Note: is great but it does not let you compress more than 20 images at once so you have to work in batches.

Step 9:

Next, we are going to open a New Blank Spark AR Project.

Add a Animation Sequence.

Then Select the Animation sequence and select the Compressed Normal Maps as Textures.

NOTE: I ended up using frame 57–80 for my image sequence (24 frames)

Inside Spark AR. Selection of the Frames we want for the Animation Sequence.

To see how it looks, add a basic plane object with a standard material and add the Animation Sequence in the Normal Texture slot.

IMPORTANT: the file size even with the compressed image will be very big. You still need to compress the Animation sequence inside spark AR!

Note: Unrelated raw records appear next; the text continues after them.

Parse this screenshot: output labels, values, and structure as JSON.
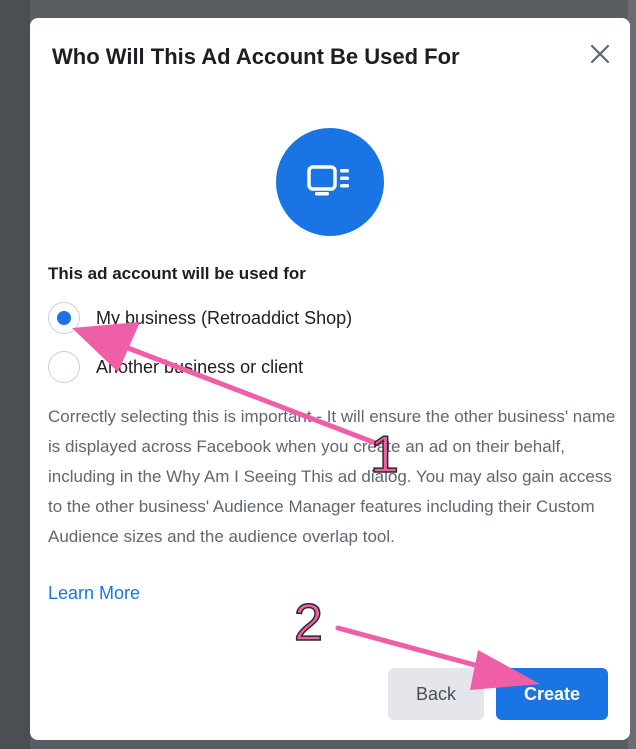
{
  "dialog": {
    "title": "Who Will This Ad Account Be Used For",
    "close_icon": "close-icon",
    "hero_icon": "ad-account-icon",
    "section_label": "This ad account will be used for",
    "options": [
      {
        "label": "My business (Retroaddict Shop)",
        "selected": true
      },
      {
        "label": "Another business or client",
        "selected": false
      }
    ],
    "description": "Correctly selecting this is important - It will ensure the other business' name is displayed across Facebook when you create an ad on their behalf, including in the Why Am I Seeing This ad dialog. You may also gain access to the other business' Audience Manager features including their Custom Audience sizes and the audience overlap tool.",
    "learn_more": "Learn More",
    "buttons": {
      "back": "Back",
      "create": "Create"
    }
  },
  "annotations": {
    "step1": "1",
    "step2": "2",
    "arrow_color": "#ef5fa7"
  },
  "colors": {
    "accent": "#1b74e4",
    "text": "#1c1e21",
    "muted": "#606770"
  }
}
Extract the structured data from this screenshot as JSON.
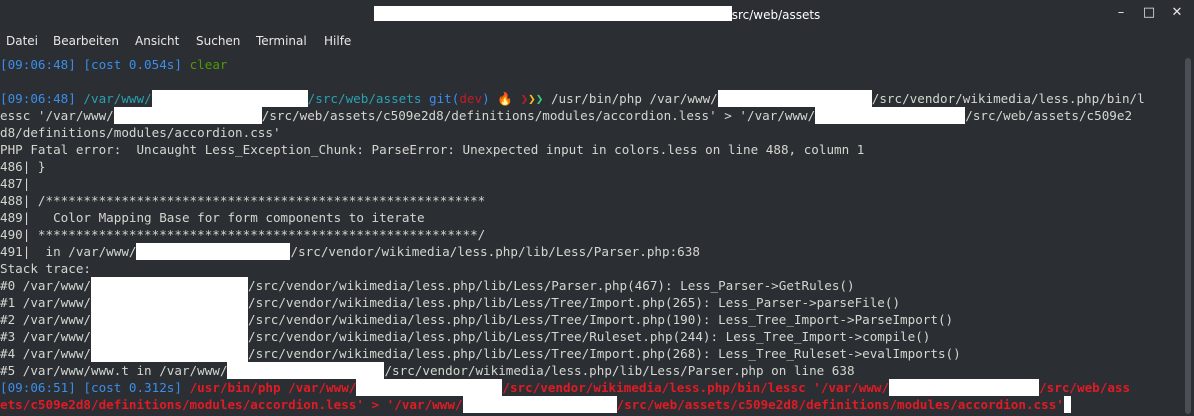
{
  "window": {
    "title_suffix": "src/web/assets",
    "controls": [
      "–",
      "□",
      "✕"
    ]
  },
  "menu": [
    "Datei",
    "Bearbeiten",
    "Ansicht",
    "Suchen",
    "Terminal",
    "Hilfe"
  ],
  "terminal": {
    "line1": {
      "ts": "[09:06:48] [cost 0.054s]",
      "cmd": "clear"
    },
    "prompt": {
      "ts": "[09:06:48]",
      "path_a": "/var/www/",
      "path_b": "/src/web/assets",
      "git": "git(",
      "branch": "dev",
      "git_close": ")",
      "fire": "🔥",
      "arrow1": "❯",
      "arrow2": "❯",
      "arrow3": "❯",
      "cmd_a": "/usr/bin/php /var/www/",
      "cmd_b": "/src/vendor/wikimedia/less.php/bin/l"
    },
    "wrap1_a": "essc '/var/www/",
    "wrap1_b": "/src/web/assets/c509e2d8/definitions/modules/accordion.less' > '/var/www/",
    "wrap1_c": "/src/web/assets/c509e2",
    "wrap2": "d8/definitions/modules/accordion.css'",
    "error": "PHP Fatal error:  Uncaught Less_Exception_Chunk: ParseError: Unexpected input in colors.less on line 488, column 1",
    "src486": "486| }",
    "src487": "487|",
    "src488": "488| /**********************************************************",
    "src489": "489|   Color Mapping Base for form components to iterate",
    "src490": "490| **********************************************************/",
    "src491_a": "491|  in /var/www/",
    "src491_b": "/src/vendor/wikimedia/less.php/lib/Less/Parser.php:638",
    "stack_title": "Stack trace:",
    "stack": [
      {
        "pre": "#0 /var/www/",
        "post": "/src/vendor/wikimedia/less.php/lib/Less/Parser.php(467): Less_Parser->GetRules()"
      },
      {
        "pre": "#1 /var/www/",
        "post": "/src/vendor/wikimedia/less.php/lib/Less/Tree/Import.php(265): Less_Parser->parseFile()"
      },
      {
        "pre": "#2 /var/www/",
        "post": "/src/vendor/wikimedia/less.php/lib/Less/Tree/Import.php(190): Less_Tree_Import->ParseImport()"
      },
      {
        "pre": "#3 /var/www/",
        "post": "/src/vendor/wikimedia/less.php/lib/Less/Tree/Ruleset.php(244): Less_Tree_Import->compile()"
      },
      {
        "pre": "#4 /var/www/",
        "post": "/src/vendor/wikimedia/less.php/lib/Less/Tree/Import.php(268): Less_Tree_Ruleset->evalImports()"
      },
      {
        "pre": "#5 /var/www/www.t in /var/www/",
        "post": "/src/vendor/wikimedia/less.php/lib/Less/Parser.php on line 638"
      }
    ],
    "last": {
      "ts": "[09:06:51] [cost 0.312s]",
      "cmd_a": "/usr/bin/php /var/www/",
      "cmd_b": "/src/vendor/wikimedia/less.php/bin/lessc '/var/www/",
      "cmd_c": "/src/web/ass",
      "cmd_d": "ets/c509e2d8/definitions/modules/accordion.less' > '/var/www/",
      "cmd_e": "/src/web/assets/c509e2d8/definitions/modules/accordion.css'"
    }
  }
}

Those are my settings for the compression:


The following steps really depend on what you would like to use the Water Ripple Animation sequence for.

For the purpose of showcasing one example, I am adding it on a simple plane.

I set the Shader Type to “Physical Based”.

The Animation texture goes into the Normal Texture Slot.

I add a Environmental Texture and changed the “Blend Mode” to “Add”.

Now it looks much more like water!

The rest is up to you!

Here are some more examples of how you could use this effect!:

Image Tracking with Water Ripples and Glass Shader:

Face mask in the image by

Makeup with Water Ripples:

Water Ripples on a 3D Object:


Original inspiration for this Article by Real World Reality

Author Sarah Mayer @Sarah
Contributor Laszlo Arnould @laszlo


Awesome stuff! Thank you :slight_smile:
I think procedural one much better and low-weight, but if you not a “math” guy then this variation is top :slight_smile:


Wow… many thanks for this!! :pray: :pray: :pray: :pray: :pray:


wow really amazing! many thanks